Bilateral Emphysematous Pyelonephritis Associated with COVID Pneumonia: A Case Report

Am J Case Rep In Press; DOI: 10.12659/AJCR.936370  

17 May 2022 : Case report  USA

High-Frequency Oscillatory Ventilation for Refractory Hypoxemia in Severe COVID-19 Pneumonia: A Small Case ...

Am J Case Rep In Press; DOI: 10.12659/AJCR.936651  

13 May 2022 : Case report  Japan

A case of exacerbation of haloperidol-induced rhabdomyolysis following the onset of COVID-19

Am J Case Rep In Press; DOI: 10.12659/AJCR.936589  

13 May 2022 : Case report  USA

Acute Disseminated Encephalomyelitis After SARS-CoV-2 Vaccination

Am J Case Rep In Press; DOI: 10.12659/AJCR.936574  

In Press

20 May 2022 : Case report  Canada

Diagnostic Puzzle of Acute Ischemic Stroke Mimics – Seizure Versus Post-Stroke Recrudescence: A Case Report

Am J Case Rep In Press; DOI: 10.12659/AJCR.936826  

19 May 2022 : Case report  Saudi Arabia

Extremes of Anemia: The Lowest Hemoglobin Values Probably Ever Reported in the Pediatric Literature Attribu...

Am J Case Rep In Press; DOI: 10.12659/AJCR.936252  

19 May 2022 : Case report  Brazil

Acute Hepatitis with Positive Autoantibodies: A Case of Natalizumab-Induced Early-Onset Liver Injury

Am J Case Rep In Press; DOI: 10.12659/AJCR.936318  

19 May 2022 : Case report  Japan

Successful Percutaneous Fogarty Thrombectomy for Subacute Lower Limb Ischemia Due to Resistant Thrombus in ...

Am J Case Rep In Press; DOI: 10.12659/AJCR.936377  

Most Viewed Current Articles

31 Dec 1969 : Case report  USA

Penile Necrosis Associated with Local Intravenous Injection of Cocaine

DOI :10.12659/AJCR.935250

Am J Case Rep 2022; 23:e935250

31 Dec 1969 : Case report  Oman

Myocarditis, Pulmonary Hemorrhage, and Extensive Myositis with Rhabdomyolysis 12 Days After First Dose of P...

DOI :10.12659/AJCR.934399

Am J Case Rep 2022; 23:e934399

31 Dec 1969 : Case report  Brazil

Lipedema Can Be Treated Non-Surgically: A Report of 5 Cases

DOI :10.12659/AJCR.934406

Am J Case Rep 2021; 22:e934406

31 Dec 1969 : Case report  USA

A Rare Case of Coronavirus Disease 2019 Vaccine-Associated Cerebral Venous Sinus Thrombosis Treated with Me...

DOI :10.12659/AJCR.935355

Am J Case Rep 2022; 23:e935355

Your Privacy

We use cookies to ensure the functionality of our website, to personalize content and advertising, to provide social media features, and to analyze our traffic.

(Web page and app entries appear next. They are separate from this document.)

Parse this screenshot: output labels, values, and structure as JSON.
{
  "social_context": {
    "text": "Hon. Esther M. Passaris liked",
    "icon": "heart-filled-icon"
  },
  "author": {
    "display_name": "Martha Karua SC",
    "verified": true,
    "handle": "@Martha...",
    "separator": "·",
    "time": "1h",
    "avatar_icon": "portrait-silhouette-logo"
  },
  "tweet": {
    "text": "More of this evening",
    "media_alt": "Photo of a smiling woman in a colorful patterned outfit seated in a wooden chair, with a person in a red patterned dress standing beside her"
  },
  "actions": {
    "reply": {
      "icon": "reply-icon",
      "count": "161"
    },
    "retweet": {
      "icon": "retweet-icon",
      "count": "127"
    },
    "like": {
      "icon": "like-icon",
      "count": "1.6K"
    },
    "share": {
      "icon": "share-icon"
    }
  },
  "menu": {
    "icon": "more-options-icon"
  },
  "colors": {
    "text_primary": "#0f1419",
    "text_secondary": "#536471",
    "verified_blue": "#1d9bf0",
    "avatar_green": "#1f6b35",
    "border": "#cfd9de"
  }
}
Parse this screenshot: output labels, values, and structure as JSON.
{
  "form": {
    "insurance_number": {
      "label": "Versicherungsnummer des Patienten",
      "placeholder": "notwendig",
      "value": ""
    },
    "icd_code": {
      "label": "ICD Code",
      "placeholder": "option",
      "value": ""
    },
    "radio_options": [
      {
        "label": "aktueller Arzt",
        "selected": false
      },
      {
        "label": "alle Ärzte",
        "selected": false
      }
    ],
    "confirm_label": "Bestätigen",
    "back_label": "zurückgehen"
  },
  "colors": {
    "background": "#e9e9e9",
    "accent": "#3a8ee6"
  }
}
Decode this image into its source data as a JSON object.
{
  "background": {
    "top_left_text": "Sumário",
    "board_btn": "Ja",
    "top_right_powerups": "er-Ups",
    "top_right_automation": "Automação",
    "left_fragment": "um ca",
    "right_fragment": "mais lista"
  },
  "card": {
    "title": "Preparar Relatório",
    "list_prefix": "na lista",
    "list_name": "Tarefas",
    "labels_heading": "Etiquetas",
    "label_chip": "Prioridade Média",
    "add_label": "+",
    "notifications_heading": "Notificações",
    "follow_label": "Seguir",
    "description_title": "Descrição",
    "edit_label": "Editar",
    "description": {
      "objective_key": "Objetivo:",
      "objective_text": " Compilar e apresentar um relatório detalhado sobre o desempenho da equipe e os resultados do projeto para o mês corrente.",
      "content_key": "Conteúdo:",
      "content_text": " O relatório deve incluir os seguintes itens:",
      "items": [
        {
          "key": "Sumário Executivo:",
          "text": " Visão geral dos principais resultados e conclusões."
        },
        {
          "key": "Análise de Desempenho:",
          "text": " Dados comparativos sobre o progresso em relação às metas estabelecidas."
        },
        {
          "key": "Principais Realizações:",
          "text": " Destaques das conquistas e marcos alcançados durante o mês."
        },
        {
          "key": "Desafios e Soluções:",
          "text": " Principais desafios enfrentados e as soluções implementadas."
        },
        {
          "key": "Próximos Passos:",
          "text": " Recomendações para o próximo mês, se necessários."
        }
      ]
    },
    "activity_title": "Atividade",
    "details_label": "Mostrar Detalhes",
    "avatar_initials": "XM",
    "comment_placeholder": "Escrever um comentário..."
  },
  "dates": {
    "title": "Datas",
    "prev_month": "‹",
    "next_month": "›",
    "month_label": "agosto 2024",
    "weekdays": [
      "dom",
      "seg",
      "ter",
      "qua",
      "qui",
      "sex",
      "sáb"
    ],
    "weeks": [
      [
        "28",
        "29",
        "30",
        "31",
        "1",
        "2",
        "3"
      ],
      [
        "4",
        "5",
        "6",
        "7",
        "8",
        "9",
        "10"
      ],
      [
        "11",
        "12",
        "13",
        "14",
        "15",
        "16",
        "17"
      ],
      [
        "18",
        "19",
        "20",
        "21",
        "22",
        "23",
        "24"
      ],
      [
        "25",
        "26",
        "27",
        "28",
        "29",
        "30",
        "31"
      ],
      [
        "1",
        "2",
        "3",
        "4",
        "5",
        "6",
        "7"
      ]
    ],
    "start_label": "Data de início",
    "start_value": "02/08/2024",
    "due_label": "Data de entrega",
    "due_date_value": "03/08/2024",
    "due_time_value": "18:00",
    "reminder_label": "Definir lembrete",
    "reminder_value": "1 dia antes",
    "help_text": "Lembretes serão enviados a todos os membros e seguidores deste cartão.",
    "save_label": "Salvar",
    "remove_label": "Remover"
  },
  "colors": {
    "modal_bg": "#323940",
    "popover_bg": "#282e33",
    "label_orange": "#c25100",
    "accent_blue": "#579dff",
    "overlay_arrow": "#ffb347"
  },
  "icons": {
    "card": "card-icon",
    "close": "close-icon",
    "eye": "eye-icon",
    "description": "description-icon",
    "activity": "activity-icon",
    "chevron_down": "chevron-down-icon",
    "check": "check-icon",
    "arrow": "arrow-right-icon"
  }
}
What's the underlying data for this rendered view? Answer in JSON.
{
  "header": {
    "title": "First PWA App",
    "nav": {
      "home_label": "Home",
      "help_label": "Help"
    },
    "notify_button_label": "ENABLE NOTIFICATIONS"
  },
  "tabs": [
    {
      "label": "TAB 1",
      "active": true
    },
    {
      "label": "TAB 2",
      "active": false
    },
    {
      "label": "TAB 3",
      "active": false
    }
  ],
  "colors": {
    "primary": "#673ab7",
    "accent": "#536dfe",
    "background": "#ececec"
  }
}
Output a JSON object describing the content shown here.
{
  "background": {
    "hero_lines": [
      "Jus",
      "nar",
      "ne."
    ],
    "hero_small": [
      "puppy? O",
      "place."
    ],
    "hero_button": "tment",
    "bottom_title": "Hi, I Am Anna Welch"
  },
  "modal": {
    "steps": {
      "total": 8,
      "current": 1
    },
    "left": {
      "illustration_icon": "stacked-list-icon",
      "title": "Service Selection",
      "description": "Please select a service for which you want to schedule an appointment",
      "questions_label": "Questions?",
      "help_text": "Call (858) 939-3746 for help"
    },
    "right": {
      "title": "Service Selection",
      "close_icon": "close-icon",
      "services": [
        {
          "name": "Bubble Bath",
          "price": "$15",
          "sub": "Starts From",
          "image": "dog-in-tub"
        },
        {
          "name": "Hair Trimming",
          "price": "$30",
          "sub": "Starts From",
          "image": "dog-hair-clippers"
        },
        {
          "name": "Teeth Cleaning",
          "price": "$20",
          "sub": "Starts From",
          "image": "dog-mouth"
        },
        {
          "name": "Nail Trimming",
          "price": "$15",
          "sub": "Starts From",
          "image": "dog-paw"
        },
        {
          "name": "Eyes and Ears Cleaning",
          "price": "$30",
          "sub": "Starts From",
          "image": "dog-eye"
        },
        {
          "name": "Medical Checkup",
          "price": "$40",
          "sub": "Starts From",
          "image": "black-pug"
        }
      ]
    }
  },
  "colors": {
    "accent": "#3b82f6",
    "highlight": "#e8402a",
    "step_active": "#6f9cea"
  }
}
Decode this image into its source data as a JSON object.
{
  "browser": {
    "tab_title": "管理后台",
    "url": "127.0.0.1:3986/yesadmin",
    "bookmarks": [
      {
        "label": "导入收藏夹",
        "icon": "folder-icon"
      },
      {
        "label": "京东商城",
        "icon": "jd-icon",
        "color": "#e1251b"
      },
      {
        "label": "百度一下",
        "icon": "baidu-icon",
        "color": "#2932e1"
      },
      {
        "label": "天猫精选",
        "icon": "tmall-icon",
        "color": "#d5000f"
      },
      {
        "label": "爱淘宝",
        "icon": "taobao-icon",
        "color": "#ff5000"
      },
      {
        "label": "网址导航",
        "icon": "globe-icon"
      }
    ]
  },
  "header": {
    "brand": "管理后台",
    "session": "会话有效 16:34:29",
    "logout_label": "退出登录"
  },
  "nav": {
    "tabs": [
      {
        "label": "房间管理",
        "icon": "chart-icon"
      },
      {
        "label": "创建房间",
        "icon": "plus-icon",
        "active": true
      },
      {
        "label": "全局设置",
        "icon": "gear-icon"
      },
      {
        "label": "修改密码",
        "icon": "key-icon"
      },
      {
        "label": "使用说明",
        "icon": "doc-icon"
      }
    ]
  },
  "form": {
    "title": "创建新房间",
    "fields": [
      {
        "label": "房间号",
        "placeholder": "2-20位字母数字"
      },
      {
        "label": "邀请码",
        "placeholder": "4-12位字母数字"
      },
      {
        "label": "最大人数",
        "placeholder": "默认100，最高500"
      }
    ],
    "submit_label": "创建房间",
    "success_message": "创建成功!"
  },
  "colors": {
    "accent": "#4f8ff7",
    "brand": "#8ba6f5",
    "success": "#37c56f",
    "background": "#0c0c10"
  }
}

If you allow us to do so, we also inform our social media, advertising and analysis partners about your use of our website, You can decise for yourself which categories you you want to deny or allow. Please note that based on your settings not all functionalities of the site are available. View our privacy policy.

American Journal of Case Reports eISSN: 1941-5923
American Journal of Case Reports eISSN: 1941-5923